|US4121242 *||Apr 20, 1976||Oct 17, 1978||Janko Mike A||Video processor providing sync stripping and reinsertion|
|US4148079 *||Oct 7, 1977||Apr 3, 1979||Robert Bosch Gmbh||Correction of rapid periodic timing errors in the production of tape-recorded color television signals and the like|
|US4150395 *||Sep 26, 1977||Apr 17, 1979||Rca Corporation||Time base error correction system|
|US4223343 *||Nov 10, 1977||Sep 16, 1980||Belmares Sarabia Armand||Arrangements for modifying signals indicative of anamorphic images|
|US4398224 *||Sep 1, 1981||Aug 9, 1983||Sony Corporation||Time base correcting apparatus|
|US4651208 *||Mar 18, 1985||Mar 17, 1987||Scientific Atlanta, Inc.||Compatibility of widescreen and non-widescreen television transmissions|
|US4905101 *||Jul 7, 1988||Feb 27, 1990||Matsushita Electric Industrial Co., Ltd.||Time base corrector|
|US5260839 *||Mar 18, 1991||Nov 9, 1993||Matsushita Electric Industrial Co., Ltd.||Time base corrector|
|DE102011081409B3 *||Aug 23, 2011||Feb 21, 2013||Fraunhofer-Gesellschaft zur Förderung der angewandten Forschung e.V.||Erzeugung einer digitalen Version eines Videos aus einer analogen Magnetbandaufzeichnung|
|EP0149087A2 *||Dec 1, 1984||Jul 24, 1985||TELEFUNKEN Fernseh und Rundfunk GmbH||Circuit for time compression or expansion of a video signal|
|EP0160398A2 *||Mar 28, 1985||Nov 6, 1985||Matsushita Electric Industrial Co., Ltd.||Signal processing apparatus|
|WO2013026908A2||Aug 23, 2012||Feb 28, 2013||Fraunhofer-Gesellschaft zur Förderung der angewandten Forschung e.V.||Creating a digital version of a video from an analog magnetic tape recording|

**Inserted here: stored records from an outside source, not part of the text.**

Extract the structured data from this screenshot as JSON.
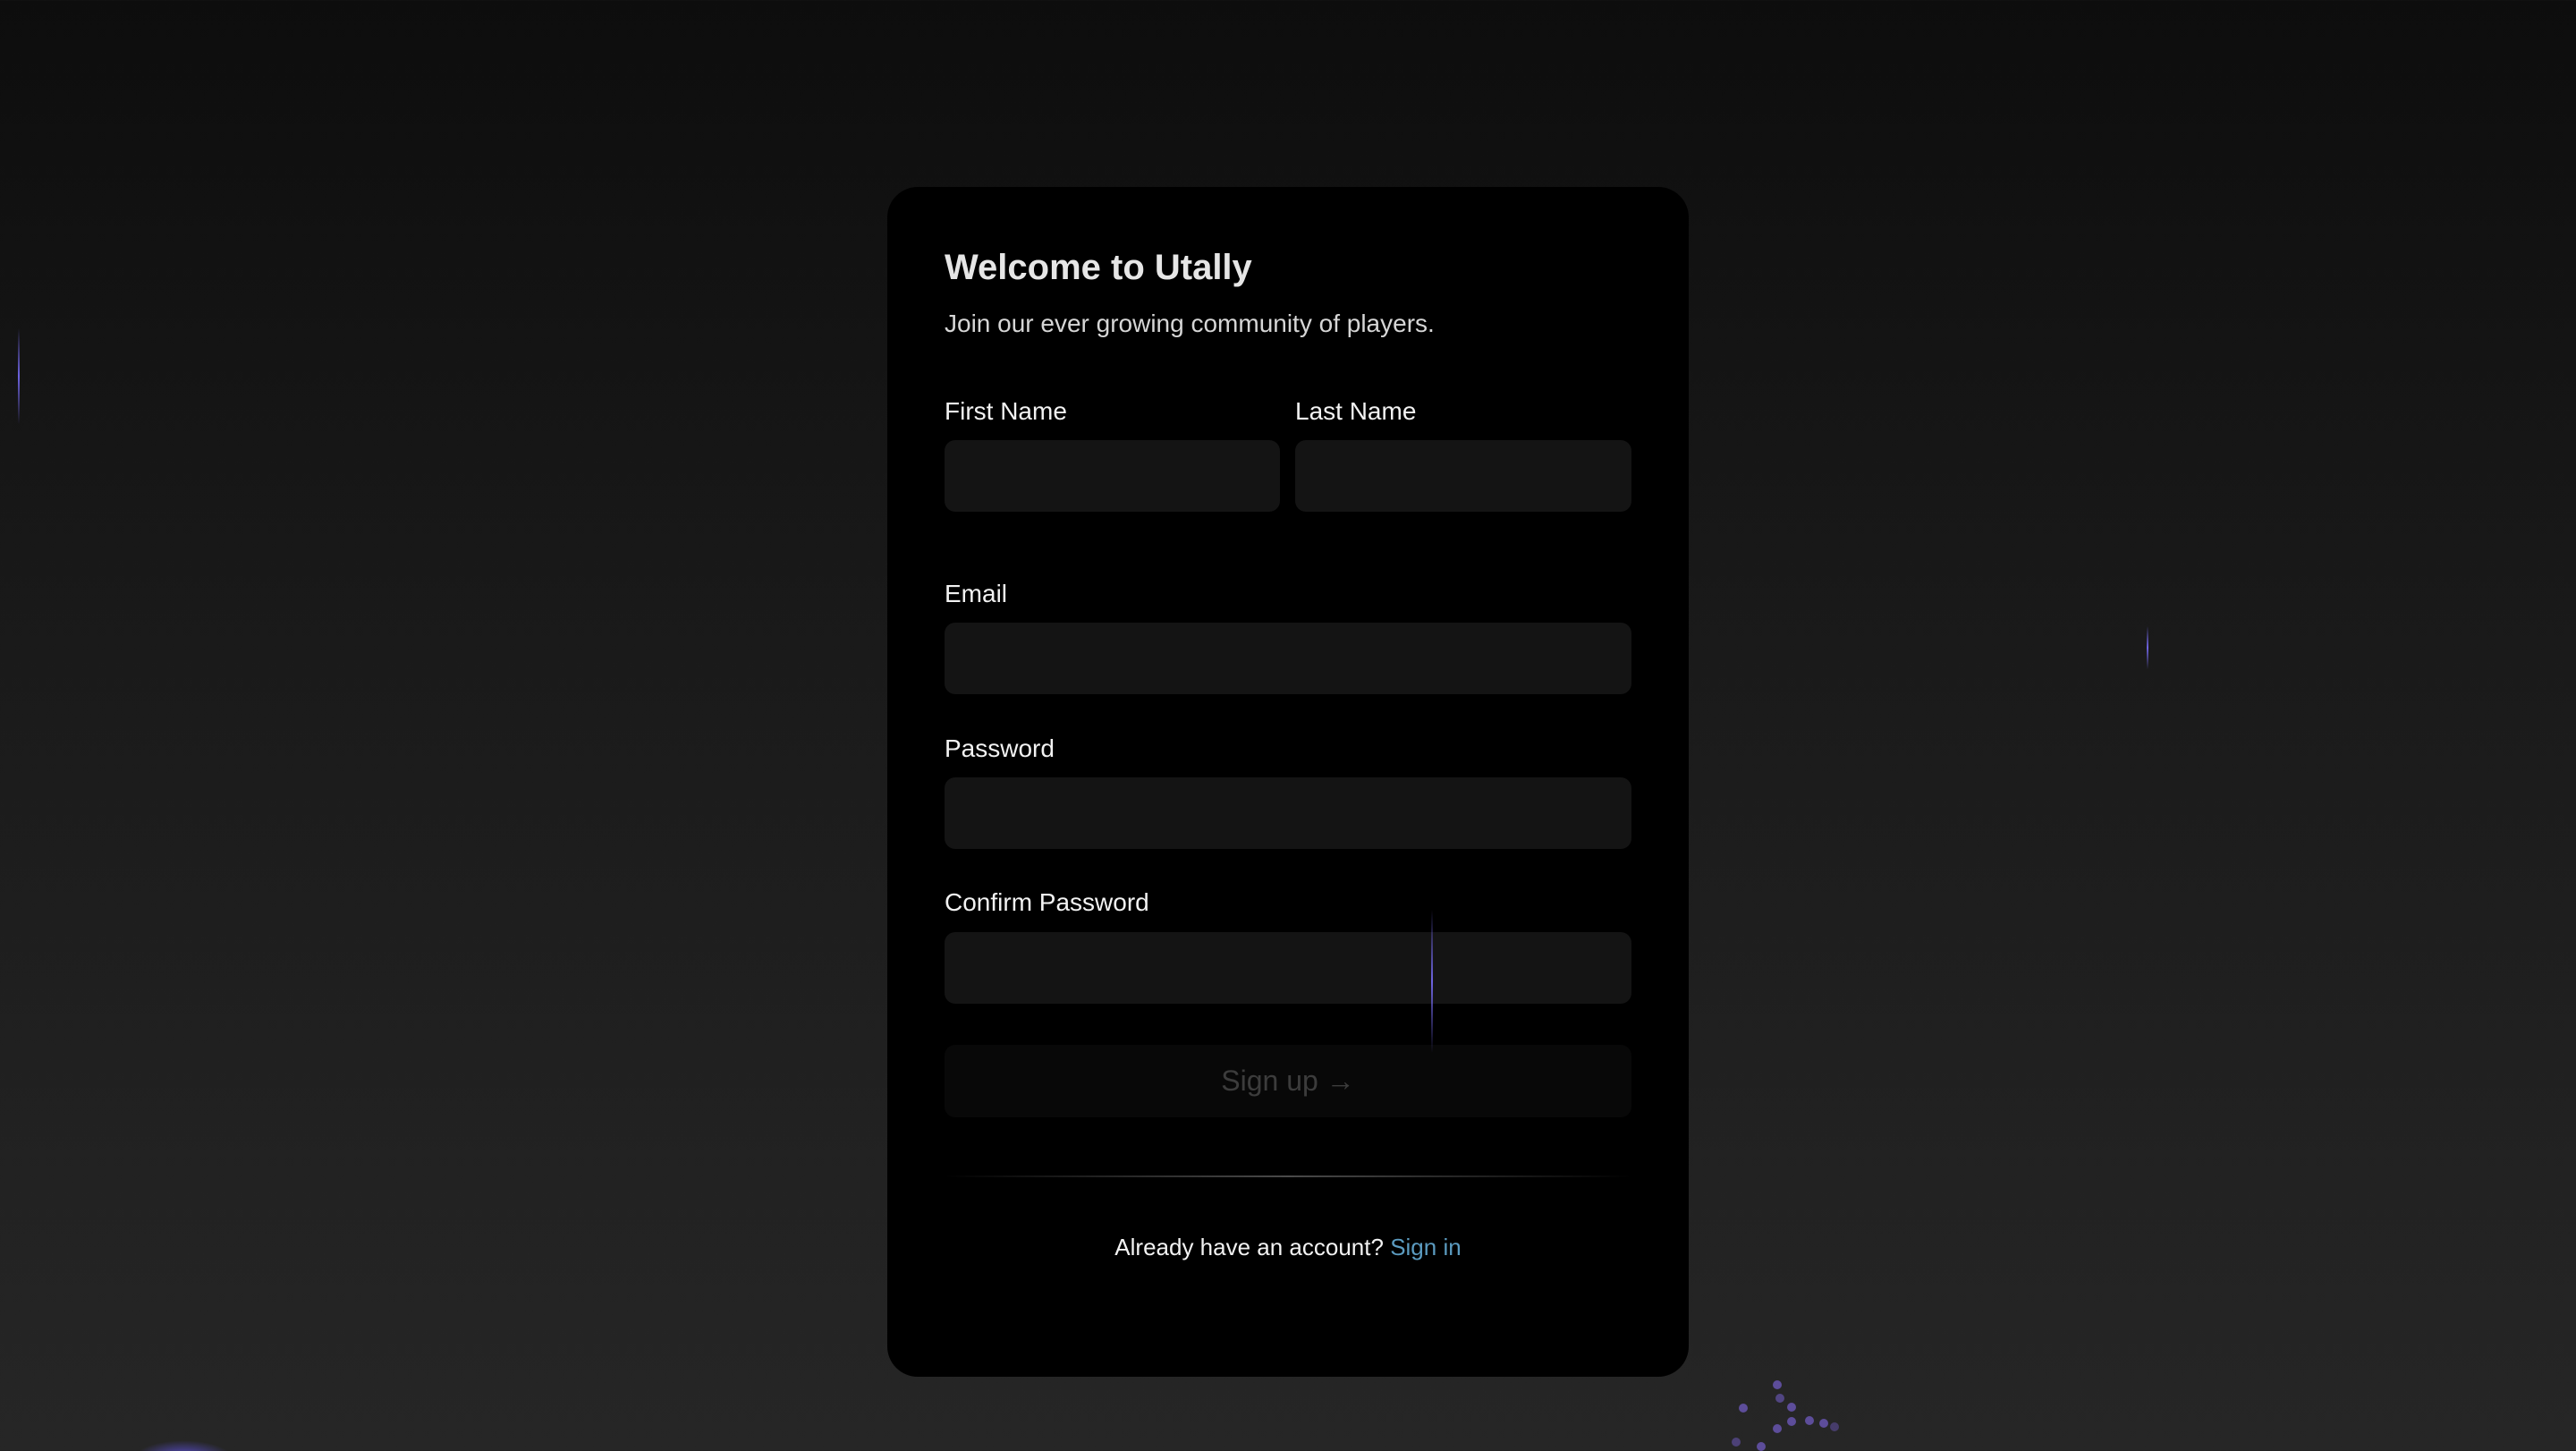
{
  "card": {
    "title": "Welcome to Utally",
    "subtitle": "Join our ever growing community of players.",
    "fields": {
      "first_name": {
        "label": "First Name",
        "value": ""
      },
      "last_name": {
        "label": "Last Name",
        "value": ""
      },
      "email": {
        "label": "Email",
        "value": ""
      },
      "password": {
        "label": "Password",
        "value": ""
      },
      "confirm_password": {
        "label": "Confirm Password",
        "value": ""
      }
    },
    "submit_label": "Sign up →",
    "footer_text": "Already have an account?",
    "signin_link": "Sign in"
  },
  "colors": {
    "accent": "#6d63e0",
    "link": "#5b9bc0",
    "card": "#000000",
    "input": "#141414"
  }
}
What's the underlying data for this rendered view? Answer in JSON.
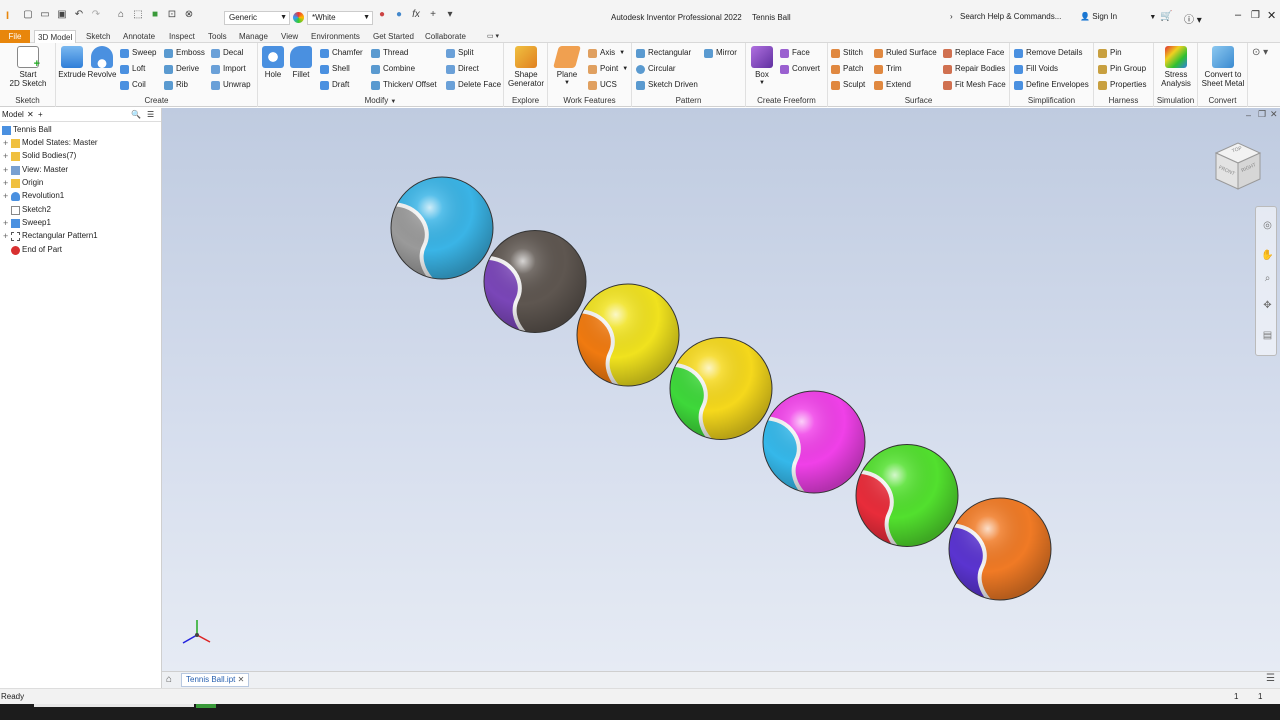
{
  "app": {
    "title": "Autodesk Inventor Professional 2022",
    "document": "Tennis Ball",
    "search_placeholder": "Search Help & Commands...",
    "sign_in": "Sign In",
    "material": "Generic",
    "appearance": "*White"
  },
  "ribbon_tabs": [
    "File",
    "3D Model",
    "Sketch",
    "Annotate",
    "Inspect",
    "Tools",
    "Manage",
    "View",
    "Environments",
    "Get Started",
    "Collaborate"
  ],
  "active_tab": "3D Model",
  "panels": {
    "sketch": {
      "label": "Sketch",
      "start": "Start",
      "start2": "2D Sketch"
    },
    "create": {
      "label": "Create",
      "extrude": "Extrude",
      "revolve": "Revolve",
      "sweep": "Sweep",
      "loft": "Loft",
      "coil": "Coil",
      "emboss": "Emboss",
      "derive": "Derive",
      "rib": "Rib",
      "decal": "Decal",
      "import": "Import",
      "unwrap": "Unwrap"
    },
    "modify": {
      "label": "Modify",
      "hole": "Hole",
      "fillet": "Fillet",
      "chamfer": "Chamfer",
      "shell": "Shell",
      "draft": "Draft",
      "thread": "Thread",
      "combine": "Combine",
      "thicken": "Thicken/ Offset",
      "split": "Split",
      "direct": "Direct",
      "delete_face": "Delete Face"
    },
    "explore": {
      "label": "Explore",
      "shape1": "Shape",
      "shape2": "Generator"
    },
    "work": {
      "label": "Work Features",
      "plane": "Plane",
      "axis": "Axis",
      "point": "Point",
      "ucs": "UCS"
    },
    "pattern": {
      "label": "Pattern",
      "rectangular": "Rectangular",
      "circular": "Circular",
      "sketch_driven": "Sketch Driven",
      "mirror": "Mirror"
    },
    "freeform": {
      "label": "Create Freeform",
      "box": "Box",
      "face": "Face",
      "convert": "Convert"
    },
    "surface": {
      "label": "Surface",
      "stitch": "Stitch",
      "patch": "Patch",
      "sculpt": "Sculpt",
      "ruled": "Ruled Surface",
      "trim": "Trim",
      "extend": "Extend",
      "replace": "Replace Face",
      "repair": "Repair Bodies",
      "fitmesh": "Fit Mesh Face"
    },
    "simplification": {
      "label": "Simplification",
      "remove": "Remove Details",
      "fill": "Fill Voids",
      "define": "Define Envelopes"
    },
    "harness": {
      "label": "Harness",
      "pin": "Pin",
      "pin_group": "Pin Group",
      "properties": "Properties"
    },
    "simulation": {
      "label": "Simulation",
      "stress1": "Stress",
      "stress2": "Analysis"
    },
    "convert": {
      "label": "Convert",
      "c1": "Convert to",
      "c2": "Sheet Metal"
    }
  },
  "browser": {
    "title": "Model",
    "nodes": [
      {
        "label": "Tennis Ball",
        "expand": ""
      },
      {
        "label": "Model States: Master",
        "expand": "+"
      },
      {
        "label": "Solid Bodies(7)",
        "expand": "+"
      },
      {
        "label": "View: Master",
        "expand": "+"
      },
      {
        "label": "Origin",
        "expand": "+"
      },
      {
        "label": "Revolution1",
        "expand": "+"
      },
      {
        "label": "Sketch2",
        "expand": ""
      },
      {
        "label": "Sweep1",
        "expand": "+"
      },
      {
        "label": "Rectangular Pattern1",
        "expand": "+"
      },
      {
        "label": "End of Part",
        "expand": ""
      }
    ]
  },
  "balls": [
    {
      "main": "#3ab4e6",
      "side": "#9a9a9a"
    },
    {
      "main": "#5e5650",
      "side": "#7a46b8"
    },
    {
      "main": "#f0e21e",
      "side": "#f07a10"
    },
    {
      "main": "#f5d81c",
      "side": "#3ed83a"
    },
    {
      "main": "#f040e8",
      "side": "#35b8ea"
    },
    {
      "main": "#52e02e",
      "side": "#e82c3a"
    },
    {
      "main": "#f07a25",
      "side": "#5a34d0"
    }
  ],
  "viewcube": {
    "front": "FRONT",
    "right": "RIGHT",
    "top": "TOP"
  },
  "doc_tab": "Tennis Ball.ipt",
  "status": {
    "text": "Ready",
    "n1": "1",
    "n2": "1"
  }
}
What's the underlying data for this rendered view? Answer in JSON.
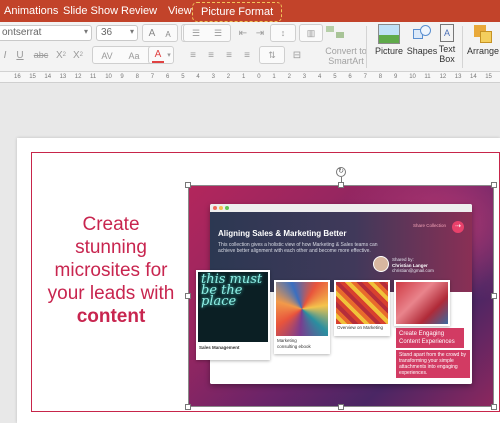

|U.S. Classification||386/264, 386/E05.038|
|International Classification||G11B20/02, H04N5/953|